> [ASSIGNED TASK]: Find every line containing the word "Running" in the records below; report only how many there are.
---------- EXERCISE INPUTS
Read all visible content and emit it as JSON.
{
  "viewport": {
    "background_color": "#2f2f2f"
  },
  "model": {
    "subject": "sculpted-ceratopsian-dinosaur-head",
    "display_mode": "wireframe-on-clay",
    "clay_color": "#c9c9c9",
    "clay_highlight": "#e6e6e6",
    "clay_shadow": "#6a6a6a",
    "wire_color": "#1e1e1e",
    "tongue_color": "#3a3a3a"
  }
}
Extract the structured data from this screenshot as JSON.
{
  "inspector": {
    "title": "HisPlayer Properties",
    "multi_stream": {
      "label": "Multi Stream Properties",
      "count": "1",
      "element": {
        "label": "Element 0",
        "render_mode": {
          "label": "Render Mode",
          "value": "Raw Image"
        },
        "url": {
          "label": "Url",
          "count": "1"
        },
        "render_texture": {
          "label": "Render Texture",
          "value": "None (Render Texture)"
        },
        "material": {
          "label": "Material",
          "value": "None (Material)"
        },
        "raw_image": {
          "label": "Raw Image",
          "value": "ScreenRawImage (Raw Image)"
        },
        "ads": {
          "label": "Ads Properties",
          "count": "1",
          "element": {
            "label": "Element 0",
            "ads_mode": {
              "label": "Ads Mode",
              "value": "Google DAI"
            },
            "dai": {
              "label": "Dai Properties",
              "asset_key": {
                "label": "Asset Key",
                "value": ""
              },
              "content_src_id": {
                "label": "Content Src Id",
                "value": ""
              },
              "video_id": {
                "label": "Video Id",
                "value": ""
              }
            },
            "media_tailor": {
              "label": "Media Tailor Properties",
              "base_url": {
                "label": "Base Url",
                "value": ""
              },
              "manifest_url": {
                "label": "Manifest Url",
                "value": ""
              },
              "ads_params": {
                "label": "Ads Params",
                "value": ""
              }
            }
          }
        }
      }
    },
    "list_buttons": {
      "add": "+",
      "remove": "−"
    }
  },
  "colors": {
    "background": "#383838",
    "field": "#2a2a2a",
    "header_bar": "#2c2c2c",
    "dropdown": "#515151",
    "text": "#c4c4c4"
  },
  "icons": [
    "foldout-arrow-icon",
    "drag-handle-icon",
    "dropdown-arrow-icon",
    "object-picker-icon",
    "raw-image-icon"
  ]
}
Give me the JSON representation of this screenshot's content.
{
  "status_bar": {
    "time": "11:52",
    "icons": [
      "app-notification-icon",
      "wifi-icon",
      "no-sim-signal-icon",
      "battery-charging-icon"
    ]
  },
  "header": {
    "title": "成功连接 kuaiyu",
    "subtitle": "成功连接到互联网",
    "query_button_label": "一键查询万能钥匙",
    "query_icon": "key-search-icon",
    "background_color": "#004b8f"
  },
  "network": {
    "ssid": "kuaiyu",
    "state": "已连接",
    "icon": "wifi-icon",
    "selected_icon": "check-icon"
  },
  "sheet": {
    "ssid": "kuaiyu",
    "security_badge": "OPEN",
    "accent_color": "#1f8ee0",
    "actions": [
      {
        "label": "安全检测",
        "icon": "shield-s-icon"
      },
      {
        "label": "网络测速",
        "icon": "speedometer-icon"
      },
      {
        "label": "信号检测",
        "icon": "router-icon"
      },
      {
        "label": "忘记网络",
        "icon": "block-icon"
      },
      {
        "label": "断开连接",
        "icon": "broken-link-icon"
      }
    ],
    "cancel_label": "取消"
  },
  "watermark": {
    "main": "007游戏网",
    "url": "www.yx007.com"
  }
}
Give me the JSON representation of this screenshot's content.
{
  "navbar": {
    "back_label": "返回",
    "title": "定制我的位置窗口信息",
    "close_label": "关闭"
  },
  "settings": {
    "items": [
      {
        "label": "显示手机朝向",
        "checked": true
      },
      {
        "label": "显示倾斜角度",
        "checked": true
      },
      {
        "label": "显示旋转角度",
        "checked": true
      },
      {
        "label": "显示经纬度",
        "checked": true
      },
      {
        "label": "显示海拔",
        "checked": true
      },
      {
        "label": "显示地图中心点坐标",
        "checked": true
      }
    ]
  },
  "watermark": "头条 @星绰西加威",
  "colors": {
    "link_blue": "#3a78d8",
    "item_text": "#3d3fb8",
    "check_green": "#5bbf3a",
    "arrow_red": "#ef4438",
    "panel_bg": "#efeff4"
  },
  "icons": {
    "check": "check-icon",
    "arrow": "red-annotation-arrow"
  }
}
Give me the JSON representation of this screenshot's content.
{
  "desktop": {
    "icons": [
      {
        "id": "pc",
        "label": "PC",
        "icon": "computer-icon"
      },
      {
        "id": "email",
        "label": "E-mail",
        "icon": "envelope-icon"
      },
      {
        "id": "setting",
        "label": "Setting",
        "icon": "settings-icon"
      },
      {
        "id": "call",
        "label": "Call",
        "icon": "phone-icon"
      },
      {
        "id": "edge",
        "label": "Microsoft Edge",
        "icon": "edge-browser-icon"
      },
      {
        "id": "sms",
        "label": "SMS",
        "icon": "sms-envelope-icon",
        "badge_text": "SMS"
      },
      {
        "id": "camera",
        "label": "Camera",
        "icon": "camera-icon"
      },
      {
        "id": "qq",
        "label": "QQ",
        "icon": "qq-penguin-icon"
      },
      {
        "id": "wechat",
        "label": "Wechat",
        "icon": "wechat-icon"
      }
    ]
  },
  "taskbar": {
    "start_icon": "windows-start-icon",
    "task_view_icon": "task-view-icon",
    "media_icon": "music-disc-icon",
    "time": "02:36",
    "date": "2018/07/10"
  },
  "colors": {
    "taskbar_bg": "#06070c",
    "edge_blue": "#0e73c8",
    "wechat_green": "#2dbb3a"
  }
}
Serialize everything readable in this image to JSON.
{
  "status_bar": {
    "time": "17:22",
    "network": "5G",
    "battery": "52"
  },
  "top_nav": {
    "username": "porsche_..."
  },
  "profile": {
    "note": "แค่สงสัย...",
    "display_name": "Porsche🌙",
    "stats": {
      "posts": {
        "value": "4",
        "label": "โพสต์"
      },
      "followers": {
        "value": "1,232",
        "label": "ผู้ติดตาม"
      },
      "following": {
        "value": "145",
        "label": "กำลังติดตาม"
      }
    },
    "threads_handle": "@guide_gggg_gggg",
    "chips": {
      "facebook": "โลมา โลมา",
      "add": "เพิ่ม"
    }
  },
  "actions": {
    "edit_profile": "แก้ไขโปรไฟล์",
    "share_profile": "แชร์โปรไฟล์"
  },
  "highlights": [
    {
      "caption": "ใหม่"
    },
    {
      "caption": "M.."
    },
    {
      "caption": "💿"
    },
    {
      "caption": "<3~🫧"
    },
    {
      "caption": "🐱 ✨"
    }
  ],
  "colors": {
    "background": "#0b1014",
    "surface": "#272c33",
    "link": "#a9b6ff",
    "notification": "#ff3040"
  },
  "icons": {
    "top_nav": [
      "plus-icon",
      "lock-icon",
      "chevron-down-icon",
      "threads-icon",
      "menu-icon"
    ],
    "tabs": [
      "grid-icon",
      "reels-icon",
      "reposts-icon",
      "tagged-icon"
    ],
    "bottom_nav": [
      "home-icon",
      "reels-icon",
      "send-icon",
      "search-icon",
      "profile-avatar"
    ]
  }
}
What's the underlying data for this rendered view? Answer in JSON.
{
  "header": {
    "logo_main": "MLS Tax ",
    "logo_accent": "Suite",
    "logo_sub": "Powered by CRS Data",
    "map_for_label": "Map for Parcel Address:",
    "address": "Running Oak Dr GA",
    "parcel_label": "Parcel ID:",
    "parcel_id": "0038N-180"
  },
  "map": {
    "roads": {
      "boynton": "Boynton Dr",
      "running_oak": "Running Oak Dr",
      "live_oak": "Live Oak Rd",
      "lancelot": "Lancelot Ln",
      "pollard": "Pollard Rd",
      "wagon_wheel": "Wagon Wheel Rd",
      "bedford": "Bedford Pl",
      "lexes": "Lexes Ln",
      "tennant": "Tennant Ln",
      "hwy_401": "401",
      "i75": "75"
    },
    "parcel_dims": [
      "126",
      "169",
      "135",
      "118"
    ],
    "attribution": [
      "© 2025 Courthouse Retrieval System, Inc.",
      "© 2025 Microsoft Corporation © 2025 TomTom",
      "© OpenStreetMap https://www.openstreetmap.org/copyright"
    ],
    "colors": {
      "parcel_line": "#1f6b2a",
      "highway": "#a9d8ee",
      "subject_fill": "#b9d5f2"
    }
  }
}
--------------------
> [SOLUTION]: 2